(Extracted records)

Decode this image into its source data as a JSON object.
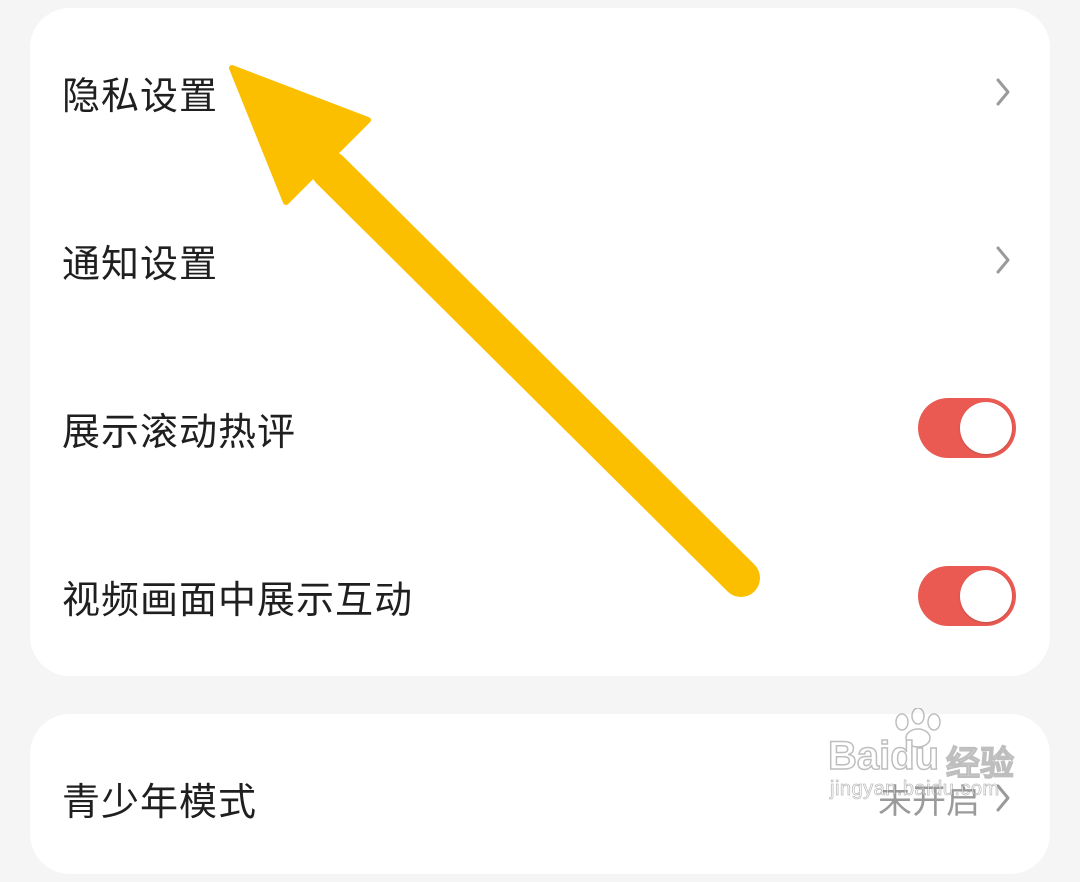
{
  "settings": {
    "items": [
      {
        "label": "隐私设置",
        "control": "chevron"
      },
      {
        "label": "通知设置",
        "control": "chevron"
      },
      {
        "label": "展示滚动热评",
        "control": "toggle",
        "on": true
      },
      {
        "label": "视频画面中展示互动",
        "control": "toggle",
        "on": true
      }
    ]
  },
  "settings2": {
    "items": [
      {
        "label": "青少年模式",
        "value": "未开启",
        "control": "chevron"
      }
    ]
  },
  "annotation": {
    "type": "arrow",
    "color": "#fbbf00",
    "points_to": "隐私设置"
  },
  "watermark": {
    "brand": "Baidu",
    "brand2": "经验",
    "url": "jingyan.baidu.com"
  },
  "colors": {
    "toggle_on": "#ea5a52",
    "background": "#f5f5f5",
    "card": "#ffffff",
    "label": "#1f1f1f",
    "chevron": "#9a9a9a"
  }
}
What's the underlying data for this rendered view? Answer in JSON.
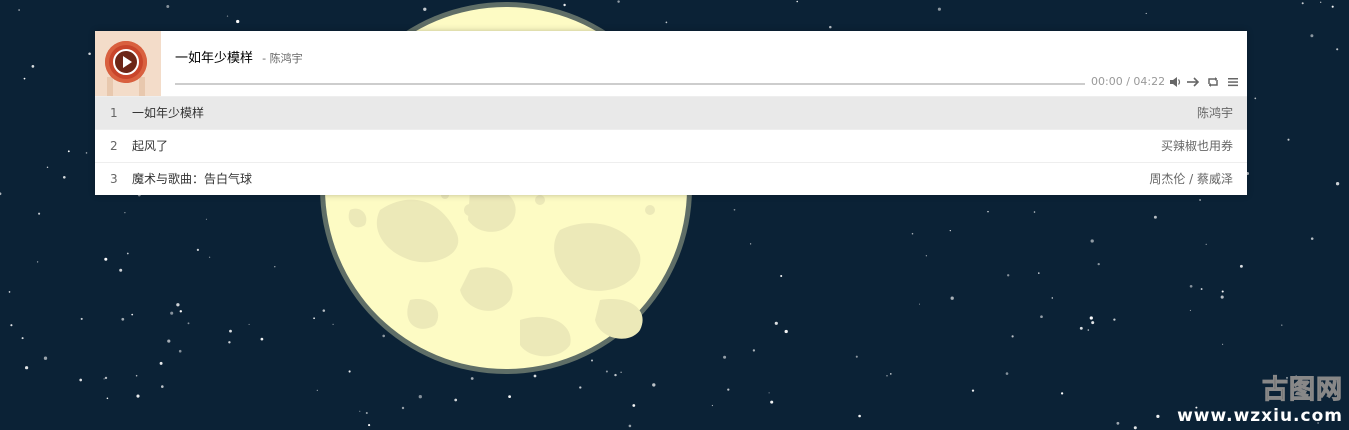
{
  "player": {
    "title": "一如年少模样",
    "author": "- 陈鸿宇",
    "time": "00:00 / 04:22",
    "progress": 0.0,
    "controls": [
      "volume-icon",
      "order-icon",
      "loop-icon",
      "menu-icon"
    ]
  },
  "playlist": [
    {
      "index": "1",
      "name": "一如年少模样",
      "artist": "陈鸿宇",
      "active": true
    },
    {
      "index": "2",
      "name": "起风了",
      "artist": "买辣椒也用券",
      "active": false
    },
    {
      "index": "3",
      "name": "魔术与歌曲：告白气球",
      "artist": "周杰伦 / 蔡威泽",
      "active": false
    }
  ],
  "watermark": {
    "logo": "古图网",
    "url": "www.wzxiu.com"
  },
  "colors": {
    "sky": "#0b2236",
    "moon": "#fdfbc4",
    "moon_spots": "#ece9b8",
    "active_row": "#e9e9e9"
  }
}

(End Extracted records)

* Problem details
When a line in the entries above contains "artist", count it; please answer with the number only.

* Problem solution
3